And so, weary apprentice, your journey begins. Trudging slowly up the spiral stairs of the ancient tower, your back bowed under the weight of card options and your footsteps dogged by rules exceptions. Some may stumble on the ascent. Those who reach the top must survive a vicious assault from a new set of advanced rules, and single combat against eye-watering downtime and a chaotically variable play time. Few will persevere. But those who do are blessed with power beyond imagining.
The end of the ascent is a collectible card game nirvana, the realisation of the hopes and dreams of millions of card game fans all over the world. The other half of the old saw was wrong – all the extra complexity adds a whole lot of extra interest to the game.
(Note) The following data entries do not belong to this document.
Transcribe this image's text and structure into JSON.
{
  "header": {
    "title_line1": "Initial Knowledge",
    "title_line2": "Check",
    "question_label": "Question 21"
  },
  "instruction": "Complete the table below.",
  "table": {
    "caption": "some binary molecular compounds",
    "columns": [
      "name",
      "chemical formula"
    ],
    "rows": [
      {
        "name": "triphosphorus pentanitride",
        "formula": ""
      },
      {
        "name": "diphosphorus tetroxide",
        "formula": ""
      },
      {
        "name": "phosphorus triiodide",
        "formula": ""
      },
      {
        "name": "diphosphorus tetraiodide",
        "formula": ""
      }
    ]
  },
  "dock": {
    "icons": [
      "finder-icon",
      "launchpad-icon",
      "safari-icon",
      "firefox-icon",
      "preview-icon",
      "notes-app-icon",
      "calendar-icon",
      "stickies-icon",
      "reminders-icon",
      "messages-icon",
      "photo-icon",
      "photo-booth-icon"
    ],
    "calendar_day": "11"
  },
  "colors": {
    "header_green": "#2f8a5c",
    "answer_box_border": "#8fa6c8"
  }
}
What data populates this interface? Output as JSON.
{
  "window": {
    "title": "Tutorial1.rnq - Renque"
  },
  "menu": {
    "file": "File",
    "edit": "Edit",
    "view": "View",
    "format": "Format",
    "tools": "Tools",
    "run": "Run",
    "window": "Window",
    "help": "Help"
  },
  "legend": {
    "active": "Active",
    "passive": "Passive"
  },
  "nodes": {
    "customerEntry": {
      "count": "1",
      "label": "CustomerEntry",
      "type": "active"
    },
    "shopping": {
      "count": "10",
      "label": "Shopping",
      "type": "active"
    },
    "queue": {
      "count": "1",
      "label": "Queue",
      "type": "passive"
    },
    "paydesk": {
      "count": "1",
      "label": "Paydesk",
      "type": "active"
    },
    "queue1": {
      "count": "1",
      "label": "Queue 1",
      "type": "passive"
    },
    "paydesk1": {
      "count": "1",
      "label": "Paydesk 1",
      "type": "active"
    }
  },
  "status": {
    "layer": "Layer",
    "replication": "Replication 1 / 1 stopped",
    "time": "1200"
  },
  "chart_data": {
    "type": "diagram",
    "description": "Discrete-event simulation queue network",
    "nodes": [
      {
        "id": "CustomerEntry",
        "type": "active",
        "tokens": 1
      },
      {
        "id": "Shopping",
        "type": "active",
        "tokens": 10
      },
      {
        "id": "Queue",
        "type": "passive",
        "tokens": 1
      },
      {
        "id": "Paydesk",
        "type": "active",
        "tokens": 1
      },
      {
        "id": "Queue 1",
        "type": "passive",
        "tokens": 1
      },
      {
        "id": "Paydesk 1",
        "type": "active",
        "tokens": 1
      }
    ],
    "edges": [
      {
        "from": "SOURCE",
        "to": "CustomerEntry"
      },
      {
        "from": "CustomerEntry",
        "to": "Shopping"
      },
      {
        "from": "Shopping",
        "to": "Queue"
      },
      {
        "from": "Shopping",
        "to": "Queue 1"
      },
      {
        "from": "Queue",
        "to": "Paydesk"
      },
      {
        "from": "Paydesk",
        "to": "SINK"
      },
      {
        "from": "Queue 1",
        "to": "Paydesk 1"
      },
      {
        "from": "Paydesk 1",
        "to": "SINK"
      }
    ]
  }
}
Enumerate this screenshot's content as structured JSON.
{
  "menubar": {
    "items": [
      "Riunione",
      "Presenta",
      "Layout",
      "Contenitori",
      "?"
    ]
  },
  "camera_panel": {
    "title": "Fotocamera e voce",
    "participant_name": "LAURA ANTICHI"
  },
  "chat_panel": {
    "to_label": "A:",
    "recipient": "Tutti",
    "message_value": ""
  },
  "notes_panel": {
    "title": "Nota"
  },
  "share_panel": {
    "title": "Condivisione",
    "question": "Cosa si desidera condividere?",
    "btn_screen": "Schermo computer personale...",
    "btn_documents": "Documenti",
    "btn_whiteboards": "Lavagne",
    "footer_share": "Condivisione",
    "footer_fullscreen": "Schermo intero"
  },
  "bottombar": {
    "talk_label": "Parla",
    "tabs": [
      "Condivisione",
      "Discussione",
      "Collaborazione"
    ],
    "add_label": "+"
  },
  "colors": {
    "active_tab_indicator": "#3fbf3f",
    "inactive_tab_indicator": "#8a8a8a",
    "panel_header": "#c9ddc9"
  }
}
Indeed so much stuff has been shoehorned into Mage Wars that it’s a marvel the game is not more bloated than it already is. It might be difficult and the learning curve might be close to vertical but it’s still the minimum required to deliver its extraordinary promise.
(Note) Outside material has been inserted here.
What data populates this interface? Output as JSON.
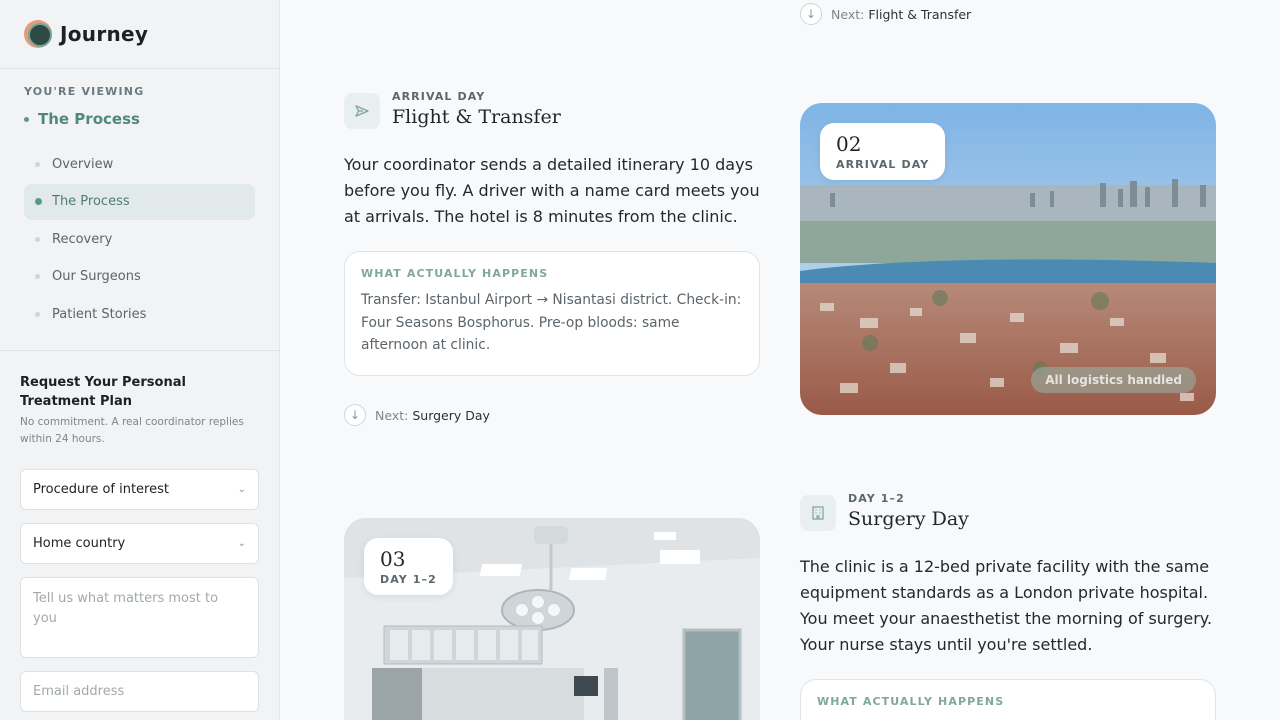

Let’s check off that wants list, one at a time. For starters, there is enough variety in the box to stand alone. There are expansions, of course, and you may want them but you won’t need them in the way that, say, the Living Card Game model requires regular players to pitch in for updates. This is self contained. You can bake all your favourite play styles from the ingredients provided, from swarms of petty minions to specialising in ultra-powerful monstrosities from the nether dimensions. Or if you prefer the direct route, your choices range from neutralizing your opponent with counter-charms to buffing your own mage into a berserk killing machine. It’s all here.
Second, there’s a fully realised tactical combat model with just the right balance of strategy and randomness. Ranged and melee attacks, different kinds of armour to overcome, a slew of special effects like Rot and Cripple. It takes place on a board just big enough to be worth manoeuvring over, and on which you can manipulate the terrain and summon powerful features like spawnpoints, creating an ever-shifting map of strategic options and taking the focus away from your mage.
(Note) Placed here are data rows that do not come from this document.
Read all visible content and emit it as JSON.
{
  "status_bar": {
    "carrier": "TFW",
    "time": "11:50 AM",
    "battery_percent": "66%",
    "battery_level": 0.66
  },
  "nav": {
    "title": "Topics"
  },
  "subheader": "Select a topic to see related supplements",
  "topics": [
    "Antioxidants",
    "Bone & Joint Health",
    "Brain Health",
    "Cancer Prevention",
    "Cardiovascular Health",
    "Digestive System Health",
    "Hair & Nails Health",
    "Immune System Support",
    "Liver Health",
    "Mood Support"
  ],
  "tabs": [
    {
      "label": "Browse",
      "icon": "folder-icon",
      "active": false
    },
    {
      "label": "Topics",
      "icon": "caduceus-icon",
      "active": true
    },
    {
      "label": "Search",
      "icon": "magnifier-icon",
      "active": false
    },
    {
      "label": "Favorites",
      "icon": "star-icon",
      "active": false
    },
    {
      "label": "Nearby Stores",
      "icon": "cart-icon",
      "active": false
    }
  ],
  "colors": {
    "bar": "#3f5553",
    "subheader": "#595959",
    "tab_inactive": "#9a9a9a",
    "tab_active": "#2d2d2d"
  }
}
Speaking of which, a third realisation in Mage Wars is a distinct avatar. No longer are you limited to expressing yourself only through your card choices. Each of the four mages on offer here tends toward a certain spell selection – although no choices are ever entirely forbidden – but also has particular special powers that tie in with their forte. Beastmasters, for instance, can cast extra summons and bond one as a Pet for a special buff.
All of these things contribute to a final checkbox which is a brilliant evocation of a theme. All of the CCG’s I’ve played, with the notable exception of Netrunner, have generally failed to really communicate a sense of what they’re about through the play. Rich card art and clever quotes are not enough. As you sit, fuming over your awful hand in Magic, how often do you really feel like an omnipotent archmage? Well you will in Mage Wars. An archmage that you, yourself, have created and bought to the board to duel with your opponent.
I don’t think I’ve ever been more impressed with such an obviously derivative game as I have with this one. Mage Wars wears its influences proudly, almost daring critics to lambast it for lacking a little imagination in the face of the mechanical brilliance it conjures forth. It’s living proof that recombining the best bits of older games is still a valid path to greatness. It’s not a game for everyone: learning is a struggle and frequent repeat plays and deck rebuilds are required to get the most out of it. But for those poor in cash but rich in time, it’ll repay the effort put in a hundredfold.